The overall bottom line point with the use of ‘alternative’ therapies is that in reality, they are foods, which impact health on a postive note, helping to rebalance pathways that are out of control. Situations like ERU are much like other conditions in that the inflammatory response is systemic and ongoing, often contributing to other conditions. If we use foods or herbs that impact these pathways, it is in my opinion that we can dramatically impact these clinical problems. Inflammation is a complex pathway, but herbs allow us many approaches or means of controlling it from direct regulation of inflammatory pathways to provision of nutrients and antioxidants, all of which help to improve cellular health.
We have found the best results clinically in these patients by combining our Cur-OST EQ Total Support with the EQ Immune & Repair formulas. In some cases, the inflammatory component is very strong and needs a more critical approach to help manage it, in which case we will start with our Pure EQ formula due to containing high levels of Curcumin. By doing this, we not only supply multiple herbs to combat inflammation including potent levels of patented BCM-95® Curcumin, but also Boswellia, Dandelion and marshmallow. The EQ Immune & Repair provides a nice blend of multiple mushroom beta-glucans and amino acids that effectively modulate the immune response, helping to produce some nice results and reduce flare ups.
Long Term Prognosis:
In some studies, it has been shown that over 50% of horses impacted by ERU will go blind in one or both eyes. The end stage disease results often in full blindness, due to degeneration of tissue and cataract formation. Pain is the ultimate concern, at least in my opinion, with all of these cases. In those situations in which pain cannot be controlled, removal or enucleation of the eye is often warranted.
I do find that many of these cases can be quite challenging to manage for the long term despite our approach. I also believe that the use of various herbal therapies, mentioned above, can prove very beneficial and in our hands have helped to dramatically reduce future flare ups and improve quality of life for these patients.
For more detailed information, please fee free to contact me.

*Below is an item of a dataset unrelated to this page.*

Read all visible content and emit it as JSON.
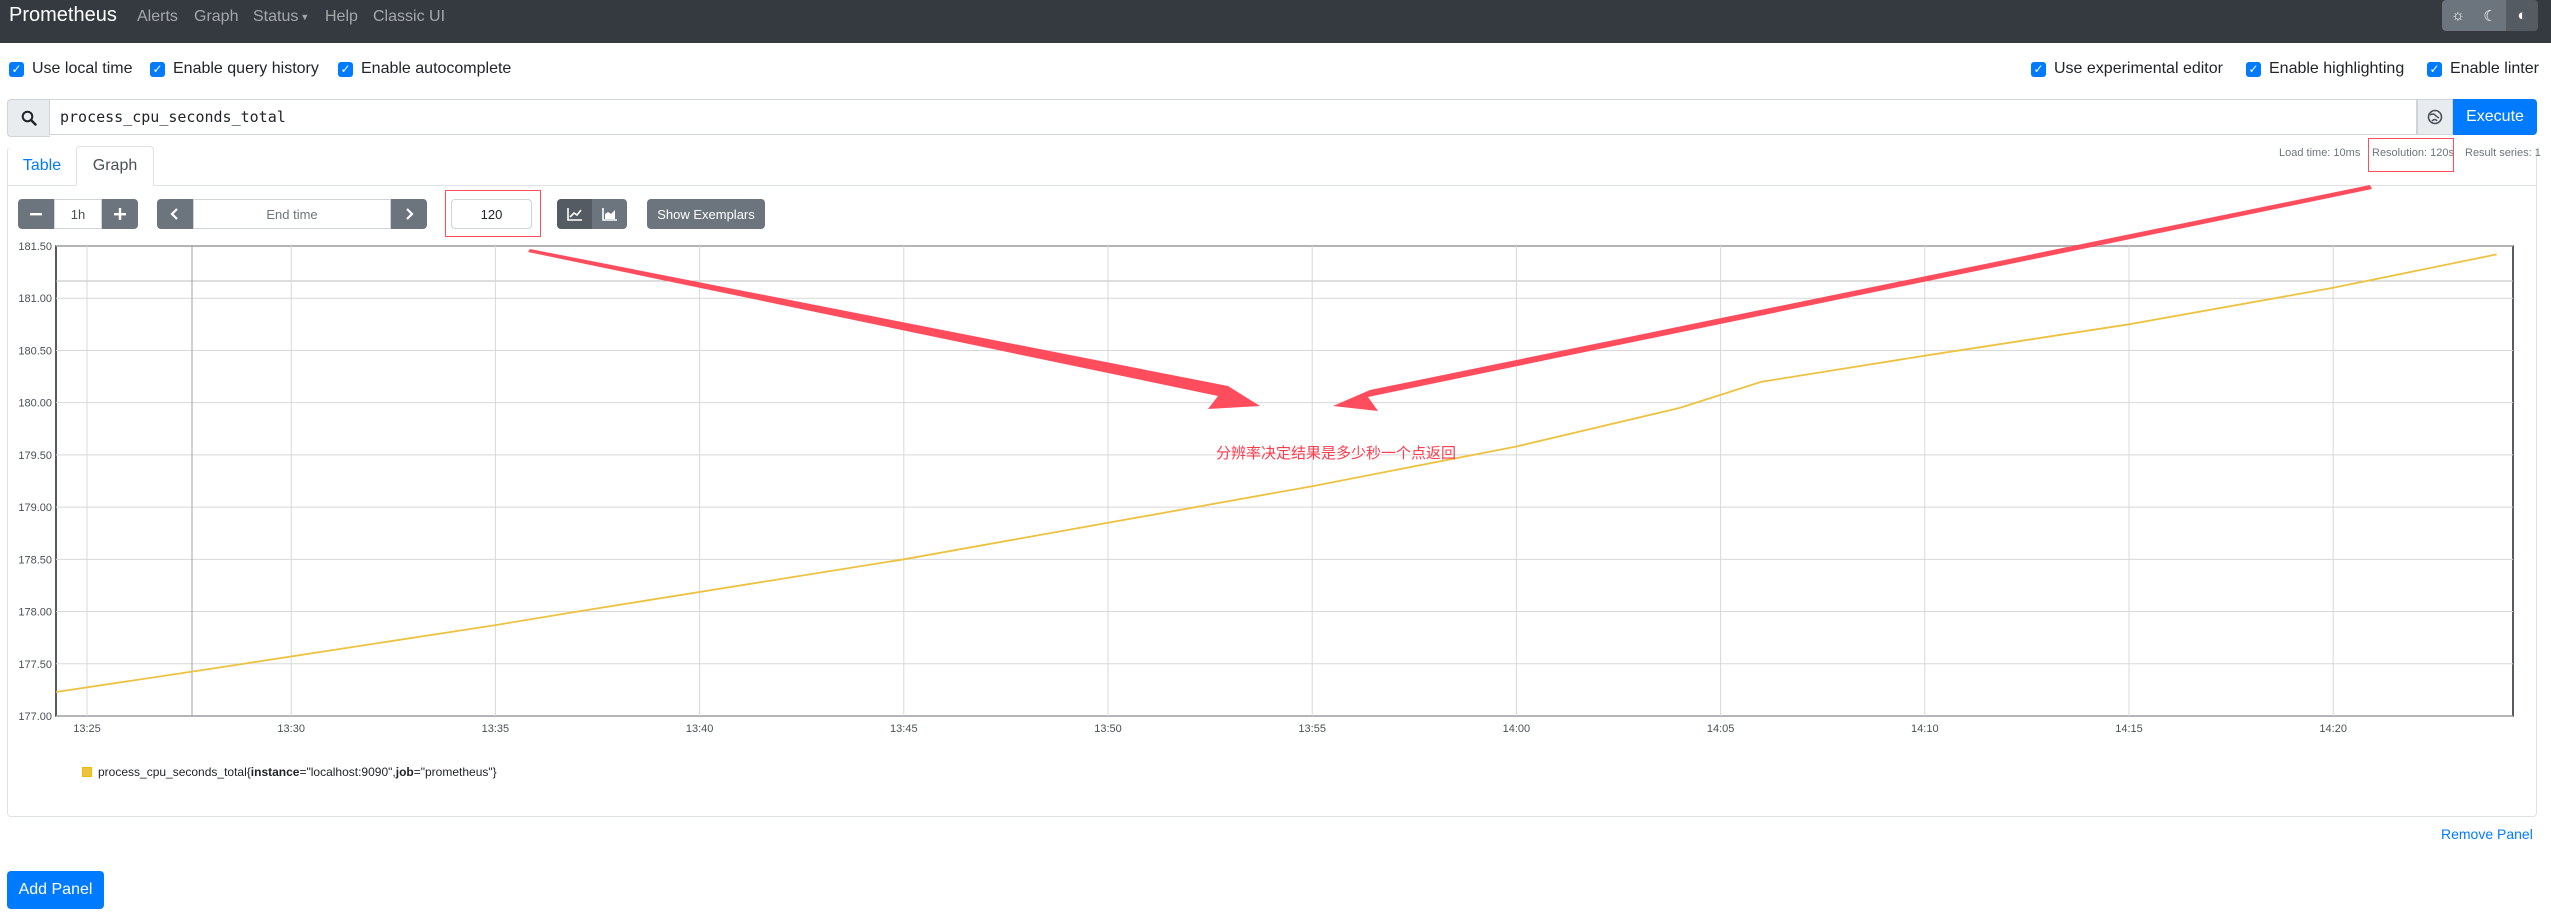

Tom Schell, D.V.M.
Nouvelle Research, Inc.
Gilger, B. Equine Opthalmology 2nd Edition, Saunders, 2011, 317-349.
Photos courtesy of Ohio State College of Veterinary Medicine, Opthalmology Dept.